Lima’s leadership style is to empower his staff, engender trust, and to do the right thing in the right way. “Augusto brings inspiring vision to an exceptional in-house team at Novartis,” says Mark Greene, partner at Cravath, Swaine, & Moore. “He is experienced, knowledgeable, and commercial—always looking to find innovative solutions. It is a pleasure to work with him.”
Within Novartis, that means making decisions that lead to improving and extending patients’ lives. But those decisions have to be made in an environment where individuals are willing to share their open and honest opinions. To help create that type of space—what Amy Edmondson, the Novartis professor of leadership and management at the Harvard Business School calls psychological safety—Lima frequently admits his own weaknesses.
“When you acknowledge your limits as a leader, attitudes change dramatically,” he says. “It makes people feel that they are needed and gives them an opportunity to use their own expertise to help.”
His approach does more than encourage engagement and welcome honesty and vulnerability. In a highly competitive marketplace, Lima believes it also helps avoid the risk of minimizing or discounting high-caliber staff members’ contributions. “Augusto’s approach to leadership, alongside his wide range of experience, has been pivotal in enabling him to make a successful transition into— and make an immediate positive impact at—Novartis,” says Matthew Bland, partner at Linklaters LLP.
Lima expects that empowerment, collaboration, and trust will continue to hold positions as top priorities within Novartis’ culture. Former CEO Joe Jimenez began emphasizing their importance several years ago when he was working to break down silos between departments within the company. Since then, current CEO Vas Narasimhan has significantly increased similar efforts. Lima points to the recent approval in the United States of Kymriah, a drug for treating certain kinds of acute lymphoblastic lymphoma, as evidence of the great results produced by the cooperative atmosphere that now fuels the company. He believes it will continue to enhance both the company’s product pipeline and corporate mission for the foreseeable future.

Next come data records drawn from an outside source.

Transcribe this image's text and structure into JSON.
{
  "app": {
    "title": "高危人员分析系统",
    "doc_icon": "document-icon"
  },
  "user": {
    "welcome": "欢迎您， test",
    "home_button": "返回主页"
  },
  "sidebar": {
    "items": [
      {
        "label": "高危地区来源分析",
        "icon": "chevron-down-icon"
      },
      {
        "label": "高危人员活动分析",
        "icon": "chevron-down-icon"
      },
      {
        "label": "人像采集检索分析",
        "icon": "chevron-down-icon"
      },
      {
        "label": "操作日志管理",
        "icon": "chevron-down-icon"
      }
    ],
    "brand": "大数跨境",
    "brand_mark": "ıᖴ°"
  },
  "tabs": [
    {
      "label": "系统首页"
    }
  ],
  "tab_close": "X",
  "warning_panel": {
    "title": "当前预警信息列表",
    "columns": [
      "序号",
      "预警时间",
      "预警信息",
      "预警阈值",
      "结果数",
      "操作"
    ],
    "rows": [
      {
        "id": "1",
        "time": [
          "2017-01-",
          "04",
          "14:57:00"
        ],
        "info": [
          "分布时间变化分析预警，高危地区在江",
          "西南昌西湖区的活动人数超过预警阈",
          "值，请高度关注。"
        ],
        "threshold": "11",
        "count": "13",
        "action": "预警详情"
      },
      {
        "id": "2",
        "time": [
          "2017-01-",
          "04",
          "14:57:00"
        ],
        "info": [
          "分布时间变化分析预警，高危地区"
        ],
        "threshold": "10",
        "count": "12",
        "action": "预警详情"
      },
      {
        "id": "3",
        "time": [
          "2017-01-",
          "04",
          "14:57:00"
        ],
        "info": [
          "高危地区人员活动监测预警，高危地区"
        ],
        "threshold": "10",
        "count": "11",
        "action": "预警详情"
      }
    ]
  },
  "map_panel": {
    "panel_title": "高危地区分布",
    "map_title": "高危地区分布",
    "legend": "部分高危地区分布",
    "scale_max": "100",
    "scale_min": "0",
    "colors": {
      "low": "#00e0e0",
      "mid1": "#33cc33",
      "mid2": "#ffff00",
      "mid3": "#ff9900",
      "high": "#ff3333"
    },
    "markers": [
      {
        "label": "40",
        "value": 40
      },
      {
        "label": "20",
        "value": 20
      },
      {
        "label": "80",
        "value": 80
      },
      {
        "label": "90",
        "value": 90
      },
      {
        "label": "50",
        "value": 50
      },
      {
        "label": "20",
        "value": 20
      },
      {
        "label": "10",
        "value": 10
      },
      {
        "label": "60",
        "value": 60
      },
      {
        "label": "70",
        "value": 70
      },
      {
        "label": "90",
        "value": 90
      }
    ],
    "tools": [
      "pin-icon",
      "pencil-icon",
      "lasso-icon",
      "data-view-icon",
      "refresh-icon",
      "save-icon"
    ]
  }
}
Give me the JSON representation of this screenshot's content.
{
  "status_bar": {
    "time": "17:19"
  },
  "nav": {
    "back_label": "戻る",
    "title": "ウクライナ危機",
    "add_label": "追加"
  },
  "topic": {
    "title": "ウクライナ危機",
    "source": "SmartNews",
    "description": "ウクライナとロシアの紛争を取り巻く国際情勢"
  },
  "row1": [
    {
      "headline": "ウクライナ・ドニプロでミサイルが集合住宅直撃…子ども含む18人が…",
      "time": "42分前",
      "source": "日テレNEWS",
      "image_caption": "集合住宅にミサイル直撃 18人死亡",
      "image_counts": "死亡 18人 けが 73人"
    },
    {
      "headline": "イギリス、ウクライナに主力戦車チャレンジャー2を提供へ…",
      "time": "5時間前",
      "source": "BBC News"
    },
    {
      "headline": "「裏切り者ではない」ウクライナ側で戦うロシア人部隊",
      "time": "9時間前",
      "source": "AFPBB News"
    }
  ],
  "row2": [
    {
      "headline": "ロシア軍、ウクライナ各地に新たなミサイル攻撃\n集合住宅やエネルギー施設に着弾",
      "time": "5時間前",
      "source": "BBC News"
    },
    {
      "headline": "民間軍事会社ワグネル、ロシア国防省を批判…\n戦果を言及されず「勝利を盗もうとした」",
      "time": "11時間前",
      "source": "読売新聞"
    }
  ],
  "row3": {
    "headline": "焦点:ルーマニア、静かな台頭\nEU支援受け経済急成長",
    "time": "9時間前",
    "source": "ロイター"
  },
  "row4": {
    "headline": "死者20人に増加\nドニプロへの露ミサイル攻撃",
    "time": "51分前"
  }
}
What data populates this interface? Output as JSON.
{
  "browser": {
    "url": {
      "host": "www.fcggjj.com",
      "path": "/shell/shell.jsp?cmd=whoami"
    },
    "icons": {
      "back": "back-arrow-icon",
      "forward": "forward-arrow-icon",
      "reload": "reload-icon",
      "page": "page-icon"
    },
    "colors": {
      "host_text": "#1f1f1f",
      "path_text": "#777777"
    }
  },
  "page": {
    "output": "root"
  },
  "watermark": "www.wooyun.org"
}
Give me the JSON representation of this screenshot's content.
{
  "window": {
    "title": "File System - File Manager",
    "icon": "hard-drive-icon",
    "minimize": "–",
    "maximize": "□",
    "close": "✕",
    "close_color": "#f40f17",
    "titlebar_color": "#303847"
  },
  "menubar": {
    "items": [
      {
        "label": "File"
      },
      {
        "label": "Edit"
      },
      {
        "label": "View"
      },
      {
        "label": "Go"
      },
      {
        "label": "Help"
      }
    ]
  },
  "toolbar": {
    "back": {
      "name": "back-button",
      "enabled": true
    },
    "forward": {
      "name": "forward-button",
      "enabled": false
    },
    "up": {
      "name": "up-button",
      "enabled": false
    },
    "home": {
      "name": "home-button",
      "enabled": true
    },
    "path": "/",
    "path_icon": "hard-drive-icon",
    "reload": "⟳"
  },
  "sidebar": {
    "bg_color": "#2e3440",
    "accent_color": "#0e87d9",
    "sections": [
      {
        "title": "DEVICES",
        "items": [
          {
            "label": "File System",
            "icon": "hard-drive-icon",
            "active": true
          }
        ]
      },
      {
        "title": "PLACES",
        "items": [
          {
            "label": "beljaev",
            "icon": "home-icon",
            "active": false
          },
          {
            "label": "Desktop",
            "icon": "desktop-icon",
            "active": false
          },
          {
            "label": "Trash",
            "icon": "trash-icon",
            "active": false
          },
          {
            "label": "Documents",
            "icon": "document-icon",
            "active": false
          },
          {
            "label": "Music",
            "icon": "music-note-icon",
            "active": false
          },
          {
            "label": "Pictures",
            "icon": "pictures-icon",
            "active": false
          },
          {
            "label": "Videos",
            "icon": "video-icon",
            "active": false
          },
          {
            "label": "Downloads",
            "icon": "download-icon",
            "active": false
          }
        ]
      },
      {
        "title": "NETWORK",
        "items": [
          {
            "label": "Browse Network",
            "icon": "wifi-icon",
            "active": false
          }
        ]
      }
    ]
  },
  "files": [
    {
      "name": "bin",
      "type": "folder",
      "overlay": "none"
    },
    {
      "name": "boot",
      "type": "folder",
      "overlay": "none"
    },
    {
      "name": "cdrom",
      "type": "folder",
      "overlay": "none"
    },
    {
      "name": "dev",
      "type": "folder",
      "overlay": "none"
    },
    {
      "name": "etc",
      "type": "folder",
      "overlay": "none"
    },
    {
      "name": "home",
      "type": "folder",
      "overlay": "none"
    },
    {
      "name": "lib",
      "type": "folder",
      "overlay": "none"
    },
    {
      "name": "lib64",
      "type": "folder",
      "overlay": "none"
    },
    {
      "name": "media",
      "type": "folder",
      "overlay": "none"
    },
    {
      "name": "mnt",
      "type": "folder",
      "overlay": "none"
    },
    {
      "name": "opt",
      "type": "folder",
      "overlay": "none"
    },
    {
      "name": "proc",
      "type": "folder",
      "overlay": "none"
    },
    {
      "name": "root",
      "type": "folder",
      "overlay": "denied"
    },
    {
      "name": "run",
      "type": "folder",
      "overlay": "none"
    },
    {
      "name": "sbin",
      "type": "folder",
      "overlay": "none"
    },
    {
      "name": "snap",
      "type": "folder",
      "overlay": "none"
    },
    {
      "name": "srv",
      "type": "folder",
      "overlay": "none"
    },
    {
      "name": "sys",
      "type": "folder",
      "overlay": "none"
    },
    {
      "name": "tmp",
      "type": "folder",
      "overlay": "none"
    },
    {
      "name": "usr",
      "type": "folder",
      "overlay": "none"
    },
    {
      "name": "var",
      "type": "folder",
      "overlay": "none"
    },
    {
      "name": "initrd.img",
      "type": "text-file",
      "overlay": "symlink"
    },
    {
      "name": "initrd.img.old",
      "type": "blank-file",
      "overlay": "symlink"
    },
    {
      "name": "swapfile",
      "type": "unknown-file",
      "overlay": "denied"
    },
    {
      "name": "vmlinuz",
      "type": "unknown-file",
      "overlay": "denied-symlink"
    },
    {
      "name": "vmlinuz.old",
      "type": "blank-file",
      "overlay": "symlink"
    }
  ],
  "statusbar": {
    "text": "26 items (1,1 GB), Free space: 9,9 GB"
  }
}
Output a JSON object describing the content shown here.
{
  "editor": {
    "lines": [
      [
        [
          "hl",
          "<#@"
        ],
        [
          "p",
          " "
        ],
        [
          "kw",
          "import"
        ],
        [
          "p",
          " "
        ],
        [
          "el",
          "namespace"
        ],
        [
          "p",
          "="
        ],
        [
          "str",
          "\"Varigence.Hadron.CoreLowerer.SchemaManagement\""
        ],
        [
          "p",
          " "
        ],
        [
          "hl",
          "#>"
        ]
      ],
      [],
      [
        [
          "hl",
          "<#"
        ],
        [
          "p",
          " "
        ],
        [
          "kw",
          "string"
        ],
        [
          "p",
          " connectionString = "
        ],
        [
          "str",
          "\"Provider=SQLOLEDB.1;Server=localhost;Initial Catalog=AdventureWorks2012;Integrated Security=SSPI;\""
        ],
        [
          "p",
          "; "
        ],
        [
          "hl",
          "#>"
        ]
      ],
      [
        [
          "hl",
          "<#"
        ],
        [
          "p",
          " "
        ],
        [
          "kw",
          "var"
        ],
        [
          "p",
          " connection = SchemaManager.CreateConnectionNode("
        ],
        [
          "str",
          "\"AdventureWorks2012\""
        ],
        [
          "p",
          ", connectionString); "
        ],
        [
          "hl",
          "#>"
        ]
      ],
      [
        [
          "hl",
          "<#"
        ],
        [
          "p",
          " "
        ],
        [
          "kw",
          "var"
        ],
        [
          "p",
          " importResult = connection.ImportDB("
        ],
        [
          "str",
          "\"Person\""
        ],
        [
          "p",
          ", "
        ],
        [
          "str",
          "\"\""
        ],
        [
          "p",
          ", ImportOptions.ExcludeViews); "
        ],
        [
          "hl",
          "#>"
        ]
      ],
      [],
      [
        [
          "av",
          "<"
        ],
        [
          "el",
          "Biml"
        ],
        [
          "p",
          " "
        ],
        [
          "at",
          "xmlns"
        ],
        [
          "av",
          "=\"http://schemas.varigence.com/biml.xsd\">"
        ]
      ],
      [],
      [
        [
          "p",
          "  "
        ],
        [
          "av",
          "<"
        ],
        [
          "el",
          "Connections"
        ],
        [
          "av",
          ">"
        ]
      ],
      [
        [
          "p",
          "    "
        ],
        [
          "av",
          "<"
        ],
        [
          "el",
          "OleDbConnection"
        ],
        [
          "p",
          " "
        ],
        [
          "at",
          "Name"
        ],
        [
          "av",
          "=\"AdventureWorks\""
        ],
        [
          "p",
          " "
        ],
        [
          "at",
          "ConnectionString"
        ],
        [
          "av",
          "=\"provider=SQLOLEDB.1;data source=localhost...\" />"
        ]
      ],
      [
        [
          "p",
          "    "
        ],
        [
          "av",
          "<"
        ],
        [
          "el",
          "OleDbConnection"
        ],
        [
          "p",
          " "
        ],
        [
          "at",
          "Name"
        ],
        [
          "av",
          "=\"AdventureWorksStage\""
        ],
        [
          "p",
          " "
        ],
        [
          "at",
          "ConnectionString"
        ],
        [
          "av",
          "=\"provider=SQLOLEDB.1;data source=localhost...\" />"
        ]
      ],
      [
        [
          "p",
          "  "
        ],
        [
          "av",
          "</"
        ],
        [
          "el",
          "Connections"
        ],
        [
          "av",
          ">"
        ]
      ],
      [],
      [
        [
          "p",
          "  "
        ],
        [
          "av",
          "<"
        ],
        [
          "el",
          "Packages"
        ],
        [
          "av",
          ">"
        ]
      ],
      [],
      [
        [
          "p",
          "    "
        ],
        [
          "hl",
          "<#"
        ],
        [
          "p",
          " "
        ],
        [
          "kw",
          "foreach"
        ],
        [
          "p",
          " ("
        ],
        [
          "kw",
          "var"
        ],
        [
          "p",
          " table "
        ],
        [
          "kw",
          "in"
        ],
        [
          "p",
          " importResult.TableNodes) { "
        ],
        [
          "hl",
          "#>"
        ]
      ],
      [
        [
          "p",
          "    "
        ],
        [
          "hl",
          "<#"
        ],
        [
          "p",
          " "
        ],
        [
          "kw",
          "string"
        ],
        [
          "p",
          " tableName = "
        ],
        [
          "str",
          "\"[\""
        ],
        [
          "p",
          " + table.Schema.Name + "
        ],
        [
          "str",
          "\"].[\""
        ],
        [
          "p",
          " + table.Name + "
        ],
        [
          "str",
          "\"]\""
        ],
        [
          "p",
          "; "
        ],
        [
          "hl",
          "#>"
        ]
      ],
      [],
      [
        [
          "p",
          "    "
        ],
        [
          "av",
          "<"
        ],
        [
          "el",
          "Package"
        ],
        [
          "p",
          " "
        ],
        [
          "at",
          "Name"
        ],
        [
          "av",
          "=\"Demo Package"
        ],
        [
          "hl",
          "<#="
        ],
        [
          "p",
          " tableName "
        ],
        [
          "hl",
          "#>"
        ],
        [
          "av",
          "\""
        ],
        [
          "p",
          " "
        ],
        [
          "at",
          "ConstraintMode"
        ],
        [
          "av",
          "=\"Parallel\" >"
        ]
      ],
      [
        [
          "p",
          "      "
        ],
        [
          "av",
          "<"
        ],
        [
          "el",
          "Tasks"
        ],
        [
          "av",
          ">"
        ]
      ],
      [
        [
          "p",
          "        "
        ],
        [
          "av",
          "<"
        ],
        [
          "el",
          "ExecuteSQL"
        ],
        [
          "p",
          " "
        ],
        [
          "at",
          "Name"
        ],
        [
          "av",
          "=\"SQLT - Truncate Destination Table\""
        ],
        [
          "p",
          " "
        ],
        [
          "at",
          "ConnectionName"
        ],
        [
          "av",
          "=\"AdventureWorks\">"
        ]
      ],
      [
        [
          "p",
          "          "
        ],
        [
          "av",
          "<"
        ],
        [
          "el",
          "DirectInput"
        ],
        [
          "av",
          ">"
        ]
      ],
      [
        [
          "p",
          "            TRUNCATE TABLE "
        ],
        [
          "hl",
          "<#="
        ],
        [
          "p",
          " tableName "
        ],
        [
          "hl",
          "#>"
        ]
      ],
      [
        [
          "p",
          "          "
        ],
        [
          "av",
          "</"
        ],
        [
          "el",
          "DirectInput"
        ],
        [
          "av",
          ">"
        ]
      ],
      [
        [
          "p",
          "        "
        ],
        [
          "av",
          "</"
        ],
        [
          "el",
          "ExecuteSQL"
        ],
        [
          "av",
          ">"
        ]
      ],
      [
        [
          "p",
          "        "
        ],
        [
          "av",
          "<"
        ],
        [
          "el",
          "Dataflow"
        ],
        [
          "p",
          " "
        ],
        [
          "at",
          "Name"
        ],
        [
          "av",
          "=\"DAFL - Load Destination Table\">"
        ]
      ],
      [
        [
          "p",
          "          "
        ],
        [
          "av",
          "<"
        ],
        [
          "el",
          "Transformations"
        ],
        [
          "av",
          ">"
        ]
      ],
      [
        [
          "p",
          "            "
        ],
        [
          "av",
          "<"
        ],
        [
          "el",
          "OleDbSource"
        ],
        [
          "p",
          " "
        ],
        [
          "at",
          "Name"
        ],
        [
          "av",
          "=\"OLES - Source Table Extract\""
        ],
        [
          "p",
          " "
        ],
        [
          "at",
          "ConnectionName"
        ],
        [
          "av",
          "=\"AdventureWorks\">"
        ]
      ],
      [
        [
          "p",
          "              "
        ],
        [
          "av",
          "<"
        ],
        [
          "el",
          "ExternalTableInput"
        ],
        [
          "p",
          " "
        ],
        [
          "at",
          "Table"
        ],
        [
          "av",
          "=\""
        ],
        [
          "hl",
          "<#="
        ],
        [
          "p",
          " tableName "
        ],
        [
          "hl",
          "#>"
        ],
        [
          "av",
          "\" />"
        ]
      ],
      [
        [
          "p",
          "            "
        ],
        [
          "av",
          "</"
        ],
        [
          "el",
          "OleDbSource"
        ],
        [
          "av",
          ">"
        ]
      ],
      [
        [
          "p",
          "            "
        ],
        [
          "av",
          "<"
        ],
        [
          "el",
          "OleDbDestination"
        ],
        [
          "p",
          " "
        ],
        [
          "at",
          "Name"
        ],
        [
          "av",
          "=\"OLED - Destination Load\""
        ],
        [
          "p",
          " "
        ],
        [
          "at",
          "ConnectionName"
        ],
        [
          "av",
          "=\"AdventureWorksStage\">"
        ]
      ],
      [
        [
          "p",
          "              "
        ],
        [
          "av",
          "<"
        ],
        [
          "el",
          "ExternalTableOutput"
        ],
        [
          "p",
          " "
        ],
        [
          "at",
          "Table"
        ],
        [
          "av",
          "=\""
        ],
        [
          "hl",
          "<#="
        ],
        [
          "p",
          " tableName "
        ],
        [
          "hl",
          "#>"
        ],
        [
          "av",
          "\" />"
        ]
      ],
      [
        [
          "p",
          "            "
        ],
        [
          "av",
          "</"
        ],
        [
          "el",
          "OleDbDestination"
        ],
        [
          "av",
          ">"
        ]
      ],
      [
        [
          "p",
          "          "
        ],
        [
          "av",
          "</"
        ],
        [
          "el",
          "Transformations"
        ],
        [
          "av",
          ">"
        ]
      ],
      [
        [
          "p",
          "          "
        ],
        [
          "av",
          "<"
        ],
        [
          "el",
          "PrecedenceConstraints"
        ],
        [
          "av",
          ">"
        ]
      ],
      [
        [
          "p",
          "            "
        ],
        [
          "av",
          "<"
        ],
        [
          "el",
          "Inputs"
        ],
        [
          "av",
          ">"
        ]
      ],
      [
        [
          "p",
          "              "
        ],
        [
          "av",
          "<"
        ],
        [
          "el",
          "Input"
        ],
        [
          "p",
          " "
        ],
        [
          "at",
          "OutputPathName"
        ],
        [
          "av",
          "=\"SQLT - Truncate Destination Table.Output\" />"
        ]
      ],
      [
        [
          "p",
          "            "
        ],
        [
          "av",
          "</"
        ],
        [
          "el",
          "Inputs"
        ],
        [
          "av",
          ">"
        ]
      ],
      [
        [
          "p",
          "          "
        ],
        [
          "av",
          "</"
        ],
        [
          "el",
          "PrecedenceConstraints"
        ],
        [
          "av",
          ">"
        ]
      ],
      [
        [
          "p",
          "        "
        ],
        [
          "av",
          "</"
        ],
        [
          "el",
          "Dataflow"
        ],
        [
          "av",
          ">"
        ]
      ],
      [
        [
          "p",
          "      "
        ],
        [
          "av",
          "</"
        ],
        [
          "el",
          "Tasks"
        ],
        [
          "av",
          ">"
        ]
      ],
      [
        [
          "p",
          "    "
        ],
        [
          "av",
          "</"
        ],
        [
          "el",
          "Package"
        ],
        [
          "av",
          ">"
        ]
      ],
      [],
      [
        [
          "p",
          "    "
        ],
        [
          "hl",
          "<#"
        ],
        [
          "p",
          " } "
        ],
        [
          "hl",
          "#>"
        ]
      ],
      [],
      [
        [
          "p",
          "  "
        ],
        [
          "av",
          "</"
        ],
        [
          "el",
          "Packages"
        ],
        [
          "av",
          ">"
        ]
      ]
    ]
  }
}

“When people stop competing with each other internally and, instead, are working together toward shared goals, they achieve so much more,” Lima says. “That’s how you come to making decisions that do the right thing in the right way. And you know when you’re making them because they produce results, that truly calm your heart.”
Thoughts from Guest Editor Victor Arias
“From Brazil to the United States to Switzerland, Augusto displays the adaptability of many Latinos who straddle multiple countries, languages, and cultures and can do it seamlessly.”